ANAHEIM -- The prospect of fielding an Angels quartet at San Francisco's AT&T Park was dashed Thursday. In spite of a last-ditch voting blitz by teammates and supporters not wearing uniforms, Kelvim Escobar's bid for his first career appearance at the Midsummer Classic ended without a Bay Area berth.
The sensational right-hander, enjoying the finest first-half start of his 10-year career, was in competition for the final spot on American League manager Jim Leyland's staff against Boston's Hideki Okajima, Detroit's Jeremy Bonderman, Minnesota's Pat Neshek and Toronto's Roy Halladay in the 2007 Monster All-Star Final Vote contest.

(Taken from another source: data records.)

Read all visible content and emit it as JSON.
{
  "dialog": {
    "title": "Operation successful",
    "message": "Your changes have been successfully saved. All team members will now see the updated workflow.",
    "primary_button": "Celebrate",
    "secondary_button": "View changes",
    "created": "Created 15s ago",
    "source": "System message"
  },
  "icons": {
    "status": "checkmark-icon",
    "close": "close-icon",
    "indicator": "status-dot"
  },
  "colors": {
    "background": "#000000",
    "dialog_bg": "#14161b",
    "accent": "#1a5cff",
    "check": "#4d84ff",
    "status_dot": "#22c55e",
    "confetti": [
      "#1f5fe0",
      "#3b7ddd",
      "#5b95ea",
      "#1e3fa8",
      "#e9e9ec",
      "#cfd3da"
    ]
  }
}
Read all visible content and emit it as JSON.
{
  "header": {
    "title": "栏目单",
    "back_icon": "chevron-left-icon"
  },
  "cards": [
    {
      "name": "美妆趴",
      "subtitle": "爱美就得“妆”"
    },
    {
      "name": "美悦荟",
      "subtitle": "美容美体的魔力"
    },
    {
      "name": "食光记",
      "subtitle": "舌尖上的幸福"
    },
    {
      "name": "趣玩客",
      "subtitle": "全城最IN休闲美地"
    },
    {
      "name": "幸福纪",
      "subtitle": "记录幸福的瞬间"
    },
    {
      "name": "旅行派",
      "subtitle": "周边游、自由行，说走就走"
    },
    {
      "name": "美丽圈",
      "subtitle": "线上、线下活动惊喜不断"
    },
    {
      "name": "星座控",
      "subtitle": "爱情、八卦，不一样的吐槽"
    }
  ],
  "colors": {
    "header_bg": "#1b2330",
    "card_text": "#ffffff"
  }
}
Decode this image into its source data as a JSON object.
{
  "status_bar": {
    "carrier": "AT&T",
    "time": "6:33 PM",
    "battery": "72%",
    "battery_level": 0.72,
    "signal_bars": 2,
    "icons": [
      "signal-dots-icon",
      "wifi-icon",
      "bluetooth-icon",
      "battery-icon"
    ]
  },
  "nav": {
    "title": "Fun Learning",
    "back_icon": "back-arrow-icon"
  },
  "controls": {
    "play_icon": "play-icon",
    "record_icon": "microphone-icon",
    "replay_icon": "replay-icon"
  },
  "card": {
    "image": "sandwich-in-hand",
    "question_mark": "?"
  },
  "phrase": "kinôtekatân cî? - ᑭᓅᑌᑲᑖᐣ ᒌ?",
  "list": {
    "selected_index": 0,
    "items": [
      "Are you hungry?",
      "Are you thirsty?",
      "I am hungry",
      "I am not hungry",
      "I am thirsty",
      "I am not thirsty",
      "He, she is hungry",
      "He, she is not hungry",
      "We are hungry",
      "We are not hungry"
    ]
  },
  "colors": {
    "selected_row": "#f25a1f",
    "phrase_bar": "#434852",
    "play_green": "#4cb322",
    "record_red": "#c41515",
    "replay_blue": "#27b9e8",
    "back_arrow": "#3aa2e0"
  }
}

Pitchers John Lackey and Francisco Rodriguez, as well as Vladimir Guerrero, the AL's top vote-getter among outfielders, will represent the Angels sans Escobar at the All-Star Game on Tuesday.
With Escobar on the road during the final week of balloting, the Angel Stadium staff used local television and radio broadcasts, a newsletter sent via e-mail to fans and a "Vote Kelvim Escobar to the All-Star Game" message flickering in front of motorists speeding on the freeway past the Big A, to help try to garner the extra votes necessary to secure his place in San Francisco.
The Halos' No. 2 starter holds a 9-3 record, second on the team behind ace Lackey's 11 wins, and a team-low 3.32 ERA. His 2.05 home ERA is second in the AL to the 1.80 ERA held by Oakland's Joe Blanton at McAfee Coliseum. Having won four of his last five starts, Escobar's most dominant performance this season was a complete-game three-hitter in a 5-1 win over Minnesota at Angel Stadium on June 5. He also held the rival Los Angeles Dodgers scoreless, allowing only three hits through eight innings in a 4-1 win at Dodger Stadium on May 20.
Although forced to watch his peers on television instead of joining them on the field, Escobar has maintained that his main goal has been to help his team secure a playoff berth. In that regard, he has thus far been an overwhelming success.
Larry Santana is an associate reporter for MLB.com. This story was not subject to the approval of Major League Baseball or its clubs.